Goal of the exercise: Only the pictures stay out; please return all the entries below exactly as written.

┌────────

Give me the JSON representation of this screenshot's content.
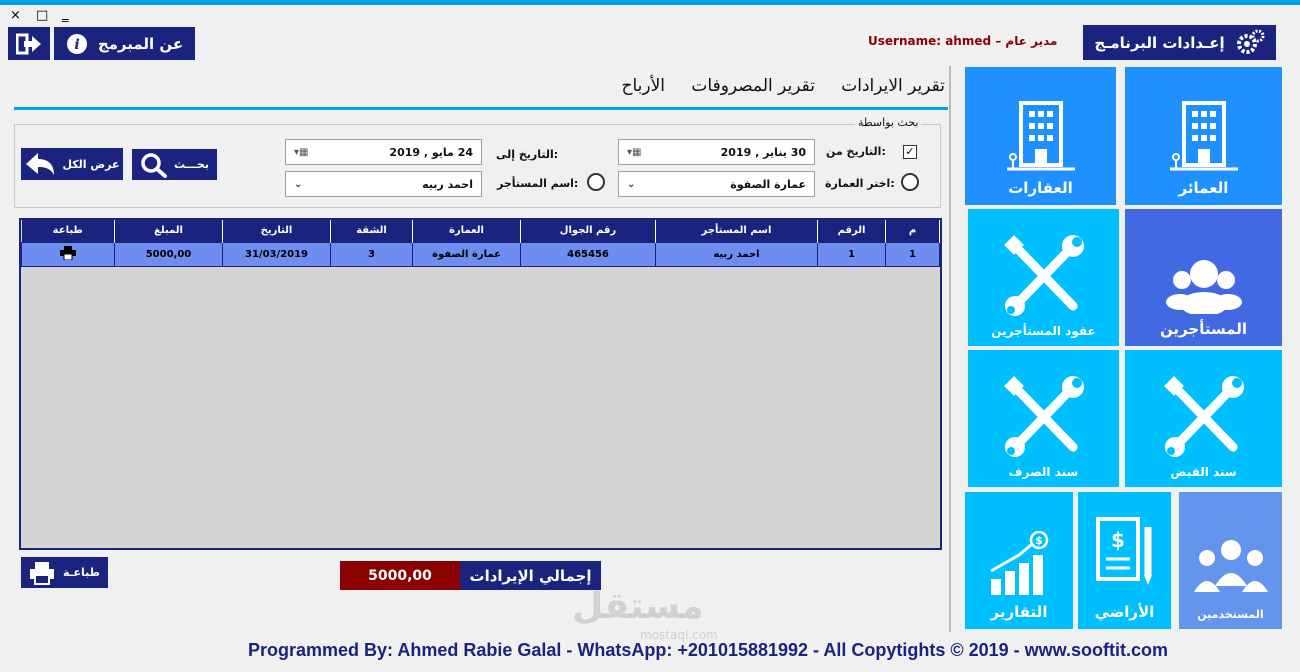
{
  "window": {
    "close": "×",
    "restore": "□",
    "minimize": "‗"
  },
  "header": {
    "about_label": "عن المبرمج",
    "settings_label": "إعـدادات البرنامـج",
    "user_info": "مدير عام – Username: ahmed"
  },
  "tabs": [
    {
      "label": "تقرير الايرادات",
      "active": true
    },
    {
      "label": "تقرير المصروفات",
      "active": false
    },
    {
      "label": "الأرباح",
      "active": false
    }
  ],
  "search": {
    "legend": "بحث بواسطة",
    "date_from_label": "التاريخ من:",
    "date_from_value": "30   يناير  ,  2019",
    "date_from_checked": "✓",
    "date_to_label": "التاريخ إلى:",
    "date_to_value": "24   مايو  ,  2019",
    "building_label": "اختر العمارة:",
    "building_value": "عمارة الصفوة",
    "tenant_label": "اسم المستأجر:",
    "tenant_value": "احمد ربيه",
    "search_button": "بحـــث",
    "show_all_button": "عرض الكل"
  },
  "grid": {
    "columns": [
      "م",
      "الرقم",
      "اسم المستأجر",
      "رقم الجوال",
      "العمارة",
      "الشقة",
      "التاريخ",
      "المبلغ",
      "طباعة"
    ],
    "rows": [
      [
        "1",
        "1",
        "احمد ربيه",
        "465456",
        "عمارة الصفوة",
        "3",
        "31/03/2019",
        "5000,00",
        "printer-icon"
      ]
    ]
  },
  "totals": {
    "print_button": "طباعـة",
    "total_label": "إجمالي الإيرادات",
    "total_value": "5000,00"
  },
  "tiles": {
    "buildings": "العمائر",
    "properties": "العقارات",
    "tenants": "المستأجرين",
    "tenant_contracts": "عقود المستأجرين",
    "receipt_voucher": "سند القبض",
    "payment_voucher": "سند الصرف",
    "users": "المستخدمين",
    "lands": "الأراضي",
    "reports": "التقارير"
  },
  "watermark": {
    "main": "مستقل",
    "sub": "mostaql.com"
  },
  "footer": "Programmed By: Ahmed Rabie Galal - WhatsApp: +201015881992 - All Copytights © 2019 - www.sooftit.com",
  "colors": {
    "navy": "#1a237e",
    "accent": "#00a2e8",
    "tile_blue": "#1e90ff",
    "tile_cyan": "#00bfff",
    "row_blue": "#6d8df0",
    "total_red": "#8b0000"
  }
}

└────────

Final answer:
Give me the JSON representation of this screenshot's content.
{
  "window": {
    "close": "×",
    "restore": "□",
    "minimize": "‗"
  },
  "header": {
    "about_label": "عن المبرمج",
    "settings_label": "إعـدادات البرنامـج",
    "user_info": "مدير عام – Username: ahmed"
  },
  "tabs": [
    {
      "label": "تقرير الايرادات",
      "active": true
    },
    {
      "label": "تقرير المصروفات",
      "active": false
    },
    {
      "label": "الأرباح",
      "active": false
    }
  ],
  "search": {
    "legend": "بحث بواسطة",
    "date_from_label": "التاريخ من:",
    "date_from_value": "30   يناير  ,  2019",
    "date_from_checked": "✓",
    "date_to_label": "التاريخ إلى:",
    "date_to_value": "24   مايو  ,  2019",
    "building_label": "اختر العمارة:",
    "building_value": "عمارة الصفوة",
    "tenant_label": "اسم المستأجر:",
    "tenant_value": "احمد ربيه",
    "search_button": "بحـــث",
    "show_all_button": "عرض الكل"
  },
  "grid": {
    "columns": [
      "م",
      "الرقم",
      "اسم المستأجر",
      "رقم الجوال",
      "العمارة",
      "الشقة",
      "التاريخ",
      "المبلغ",
      "طباعة"
    ],
    "rows": [
      [
        "1",
        "1",
        "احمد ربيه",
        "465456",
        "عمارة الصفوة",
        "3",
        "31/03/2019",
        "5000,00",
        "printer-icon"
      ]
    ]
  },
  "totals": {
    "print_button": "طباعـة",
    "total_label": "إجمالي الإيرادات",
    "total_value": "5000,00"
  },
  "tiles": {
    "buildings": "العمائر",
    "properties": "العقارات",
    "tenants": "المستأجرين",
    "tenant_contracts": "عقود المستأجرين",
    "receipt_voucher": "سند القبض",
    "payment_voucher": "سند الصرف",
    "users": "المستخدمين",
    "lands": "الأراضي",
    "reports": "التقارير"
  },
  "watermark": {
    "main": "مستقل",
    "sub": "mostaql.com"
  },
  "footer": "Programmed By: Ahmed Rabie Galal - WhatsApp: +201015881992 - All Copytights © 2019 - www.sooftit.com",
  "colors": {
    "navy": "#1a237e",
    "accent": "#00a2e8",
    "tile_blue": "#1e90ff",
    "tile_cyan": "#00bfff",
    "row_blue": "#6d8df0",
    "total_red": "#8b0000"
  }
}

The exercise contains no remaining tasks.